## What is required
What lines of the data hold the string "JSON"? Pull each one out.

---------- Dataset extract ----------

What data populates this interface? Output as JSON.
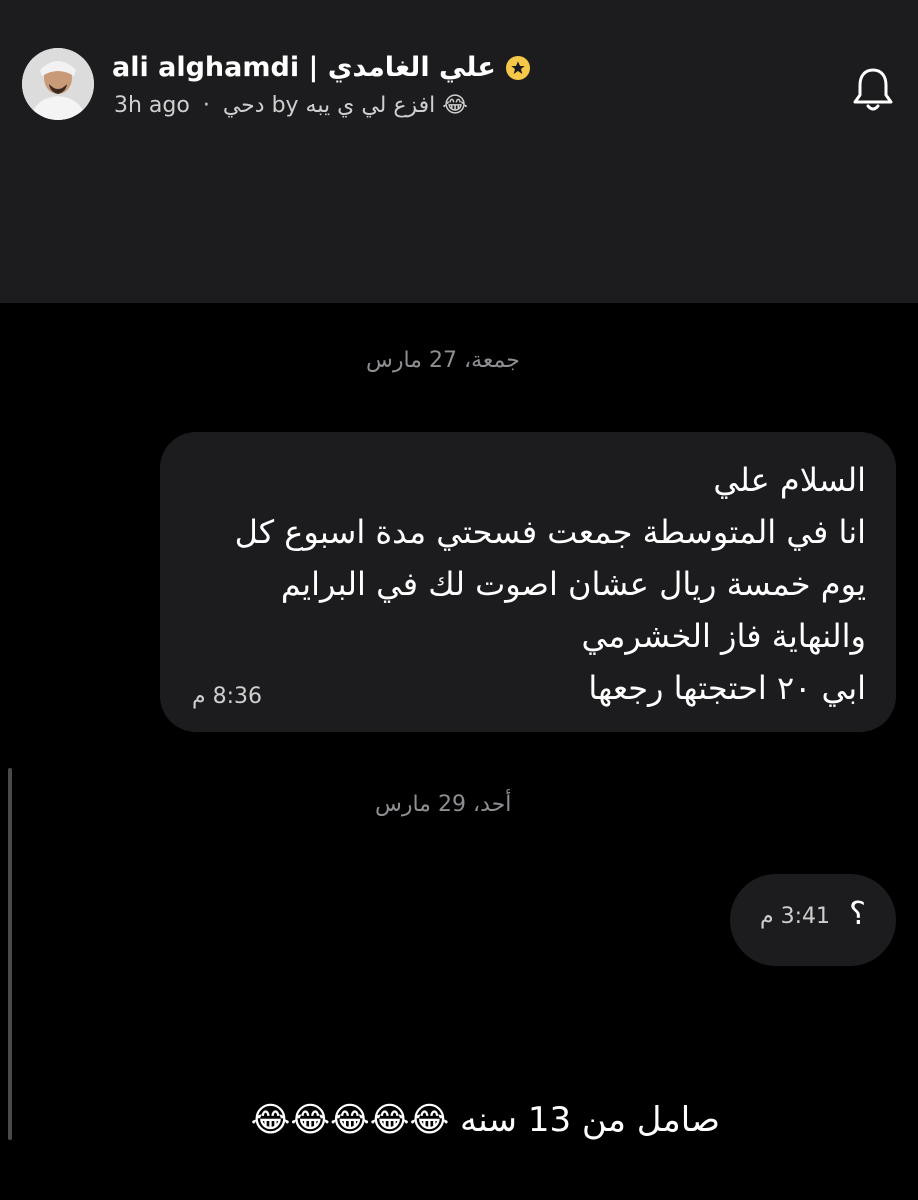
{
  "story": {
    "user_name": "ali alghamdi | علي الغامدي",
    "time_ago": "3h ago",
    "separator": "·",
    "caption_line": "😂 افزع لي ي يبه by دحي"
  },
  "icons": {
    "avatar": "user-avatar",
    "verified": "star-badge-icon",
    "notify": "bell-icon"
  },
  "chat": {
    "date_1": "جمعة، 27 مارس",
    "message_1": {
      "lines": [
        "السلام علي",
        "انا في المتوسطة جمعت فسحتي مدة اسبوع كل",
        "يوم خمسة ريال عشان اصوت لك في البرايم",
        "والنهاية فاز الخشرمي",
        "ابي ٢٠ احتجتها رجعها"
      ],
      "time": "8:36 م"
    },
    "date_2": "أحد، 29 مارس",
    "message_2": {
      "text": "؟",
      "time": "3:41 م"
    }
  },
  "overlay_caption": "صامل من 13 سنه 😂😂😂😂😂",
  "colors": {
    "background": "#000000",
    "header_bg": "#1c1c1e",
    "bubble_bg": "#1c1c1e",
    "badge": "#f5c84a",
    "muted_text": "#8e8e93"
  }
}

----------
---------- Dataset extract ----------

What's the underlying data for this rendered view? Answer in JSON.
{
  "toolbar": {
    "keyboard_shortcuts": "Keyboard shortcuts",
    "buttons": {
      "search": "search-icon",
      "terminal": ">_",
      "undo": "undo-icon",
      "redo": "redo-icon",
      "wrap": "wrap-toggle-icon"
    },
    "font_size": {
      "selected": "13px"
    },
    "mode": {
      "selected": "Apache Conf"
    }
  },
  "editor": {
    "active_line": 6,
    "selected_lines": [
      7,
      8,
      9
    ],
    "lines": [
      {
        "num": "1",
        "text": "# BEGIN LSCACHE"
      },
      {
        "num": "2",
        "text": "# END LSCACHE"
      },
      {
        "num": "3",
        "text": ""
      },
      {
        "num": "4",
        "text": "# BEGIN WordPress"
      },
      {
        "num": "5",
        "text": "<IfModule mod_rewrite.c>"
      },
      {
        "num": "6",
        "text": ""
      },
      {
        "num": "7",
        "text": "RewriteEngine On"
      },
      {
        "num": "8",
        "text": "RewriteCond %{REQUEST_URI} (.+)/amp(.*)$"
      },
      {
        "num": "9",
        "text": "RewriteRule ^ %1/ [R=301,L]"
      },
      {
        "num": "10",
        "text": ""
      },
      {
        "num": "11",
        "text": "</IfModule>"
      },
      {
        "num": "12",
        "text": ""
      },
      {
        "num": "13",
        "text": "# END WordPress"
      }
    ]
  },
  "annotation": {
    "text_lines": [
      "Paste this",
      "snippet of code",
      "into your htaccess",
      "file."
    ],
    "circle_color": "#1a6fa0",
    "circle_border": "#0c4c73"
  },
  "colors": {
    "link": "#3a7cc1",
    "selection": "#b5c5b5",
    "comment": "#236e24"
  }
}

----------

## Written answer
What data populates this interface? Output as JSON.
What's the underlying data for this rendered view? Answer in JSON.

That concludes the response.